Fleet of Chinese Gov't Vessels Loiters in Vietnamese Gas Lease Block
On Wednesday, a flotilla of Chinese vessels entered Vietnamese waters and loitered in a Russian-Vietnamese offshore lease block in a direct challenge to Russian interests, according to AIS tracking conducted by the non-profit South China Sea Chronicle Initiative and other monitors.
The Chinese survey ship Xiang Yang Hong 10 was found transiting within the Vietnamese EEZ at a position about 120 nm off Con Dau, according to Radio Free Asia. The ship was accompanied by two China Coast Guard patrol vessels, pennant numbers 4303 and 5305, and no fewer than seven Chinese maritime militia trawlers. This task force is larger than usual, and Vietnam dispatched a fisheries surveillance ship, the Kiem Ngu 414, to monitor their transit.
According to Reuters, the Chinese research vessel transited at a speed appropriate for surveying, an activity which normally requires the approval of the coastal state.
The area of the transit included a lease block held by Russian oil company Zarubezhneft and state oil firm PetroVietnam.

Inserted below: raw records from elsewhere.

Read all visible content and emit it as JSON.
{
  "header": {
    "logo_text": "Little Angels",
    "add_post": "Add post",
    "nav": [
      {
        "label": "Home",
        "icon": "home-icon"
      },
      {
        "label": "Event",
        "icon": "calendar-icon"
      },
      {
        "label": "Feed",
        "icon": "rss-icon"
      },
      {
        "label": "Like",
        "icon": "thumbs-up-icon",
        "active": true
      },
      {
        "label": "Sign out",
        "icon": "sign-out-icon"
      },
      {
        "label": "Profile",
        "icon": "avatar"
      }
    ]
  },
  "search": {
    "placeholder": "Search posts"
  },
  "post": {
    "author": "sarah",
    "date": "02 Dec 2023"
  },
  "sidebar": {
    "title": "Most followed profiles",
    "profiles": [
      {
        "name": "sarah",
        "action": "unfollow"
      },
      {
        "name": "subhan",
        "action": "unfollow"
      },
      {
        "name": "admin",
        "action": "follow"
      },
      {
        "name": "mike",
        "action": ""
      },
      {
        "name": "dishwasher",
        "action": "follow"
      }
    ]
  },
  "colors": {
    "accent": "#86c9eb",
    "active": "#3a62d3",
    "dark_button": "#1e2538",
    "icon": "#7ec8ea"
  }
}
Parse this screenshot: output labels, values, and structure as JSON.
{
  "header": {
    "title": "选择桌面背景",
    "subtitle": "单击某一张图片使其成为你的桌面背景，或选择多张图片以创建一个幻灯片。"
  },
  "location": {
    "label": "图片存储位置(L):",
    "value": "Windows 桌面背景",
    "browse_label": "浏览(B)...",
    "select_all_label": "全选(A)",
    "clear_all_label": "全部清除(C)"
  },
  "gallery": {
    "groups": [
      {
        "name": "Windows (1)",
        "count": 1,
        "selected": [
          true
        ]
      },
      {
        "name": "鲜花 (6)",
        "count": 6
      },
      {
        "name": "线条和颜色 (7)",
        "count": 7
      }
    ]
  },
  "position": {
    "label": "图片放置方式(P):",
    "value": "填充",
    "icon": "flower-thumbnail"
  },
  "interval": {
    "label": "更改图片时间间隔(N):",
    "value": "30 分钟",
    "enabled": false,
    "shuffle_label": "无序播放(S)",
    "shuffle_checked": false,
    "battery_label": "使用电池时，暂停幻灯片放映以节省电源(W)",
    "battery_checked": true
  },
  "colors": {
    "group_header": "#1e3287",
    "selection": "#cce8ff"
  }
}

Like earlier Chinese pressure on Rosneft's offshore gas activity off Vietnam, some analysts view the transit as a direct challenge to Russian interests.
"[This is a] test of truth on whether Russia, beholden to [China] due to the war in Ukraine, is a mere second-rate power by succumbing to Beijing's pressure and abandon[ing] its foremost partner in Southeast Asia," said Collin Koh, Research Fellow at the S. Rajaratnam School of International Studies.
Two days earlier, a single Chinese maritime militia vessel approached a joint ASEAN-Indian naval exercise in the Vietnamese EEZ, according to RFA. The vessel passed by the other participants without further incident.
China claims much of the Vietnamese EEZ as its own inherent territory under its "nine-dash line" policy. Chinese research vessels and coast guard cutters are frequent visitors to Vietnamese waters, particularly near oil and gas projects. Russian oil major Rosneft abandoned the Vietnamese market after encountering similar pushback.
"China’s tactics in the SCS . . . feature the use of research vessels and their escort fleets to harass gas and oil development activities of other claimants, forcing them to reconsider or abandon their projects. China often deploys several survey vessels, as well as an escort fleet of law enforcement vessels and maritime militia, to planned oil and gas blocks of claimant states in order to deny other claimants access to these waters," explained researcher Viet Hung Nguyen Cao in a 2020 analysis.